  14. The Prophet always smiled. This was indeed a distinguishing characteristic of his.

 Until Next Time, Thank you for watching. As-salāmu ʿAlaykum wa rahmatullāhi wa barakātuh

Banu Hāshim

Clan of the Prophet


Tribe of the Prophet

Cave of Hira

Cave the Prophet meditated and prayed in


An Arab who followed the monotheistic message of Abraham


City the Prophet was born in


City the Prophet migrated to and found as his permanent base.


the Prophet’s migration to Medina in the year 622.


The first wife of the Prophet

Abū Ṭālib

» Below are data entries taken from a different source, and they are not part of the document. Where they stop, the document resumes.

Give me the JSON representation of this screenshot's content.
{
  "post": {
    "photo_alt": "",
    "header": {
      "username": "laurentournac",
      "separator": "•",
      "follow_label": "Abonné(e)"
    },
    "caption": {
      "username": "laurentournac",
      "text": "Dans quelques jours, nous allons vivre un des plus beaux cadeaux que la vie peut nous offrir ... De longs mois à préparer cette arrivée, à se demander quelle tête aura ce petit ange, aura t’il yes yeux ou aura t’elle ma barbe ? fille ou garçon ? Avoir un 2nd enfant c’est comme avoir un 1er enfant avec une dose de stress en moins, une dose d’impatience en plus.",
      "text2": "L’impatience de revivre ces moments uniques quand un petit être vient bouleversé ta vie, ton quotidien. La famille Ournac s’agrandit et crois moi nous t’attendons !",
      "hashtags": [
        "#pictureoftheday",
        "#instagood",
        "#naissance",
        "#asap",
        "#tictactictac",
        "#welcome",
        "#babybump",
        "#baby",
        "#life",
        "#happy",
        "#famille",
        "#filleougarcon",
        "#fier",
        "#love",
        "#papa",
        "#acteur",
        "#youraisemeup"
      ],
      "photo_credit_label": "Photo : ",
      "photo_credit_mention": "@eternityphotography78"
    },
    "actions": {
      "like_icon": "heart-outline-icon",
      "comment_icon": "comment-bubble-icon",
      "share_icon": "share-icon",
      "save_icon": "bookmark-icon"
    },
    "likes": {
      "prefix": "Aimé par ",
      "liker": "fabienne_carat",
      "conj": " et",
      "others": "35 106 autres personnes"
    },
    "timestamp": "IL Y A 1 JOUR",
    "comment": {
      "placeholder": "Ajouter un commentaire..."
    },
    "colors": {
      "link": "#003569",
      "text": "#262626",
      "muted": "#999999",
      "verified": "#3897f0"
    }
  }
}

The uncle of the Prophet

ʿAbd Al-Muṭṭalib

The Prophet’s grandfather


literally means pole. It is that perfect human being who is the cosmic and universal leader of all of God’s saints and the mediator between the divine and human realms. His presence is necessary for the continued existence of the world.


Why did the Prophet migrate to Medina?

To flee persecution and assassination attempts on his life


Did Abū Ṭālib convert to Islam?

Yes, he was of the best of Muslims, however, in order to preserve his power so that he could defend the Prophet, he kept his Muslim identity secret from most people.


Did the King of Abyssinia convert to Islam?

We are not 100% sure, but we know he respected Islam and the Qur’an very much.


Did the Prophet ever go on offensive wars?

No, all of his wars were defensive in nature. He never began wars.


Why did the Prophet marry multiple women after the death of Khadījah?

The Prophet only married them in order to create tribal alliances so that he could defend Islam which, at the time, was under threat. At the height of his power after the conquest of Mecca, he did not take any additional wives.  

Prophet Muhammad
idol worshipers
prophet of islam
Abū Ṭālib
Abū Tālib
Banu Hāshim
messenger of allah
ʿAbd al-Muṭṭalib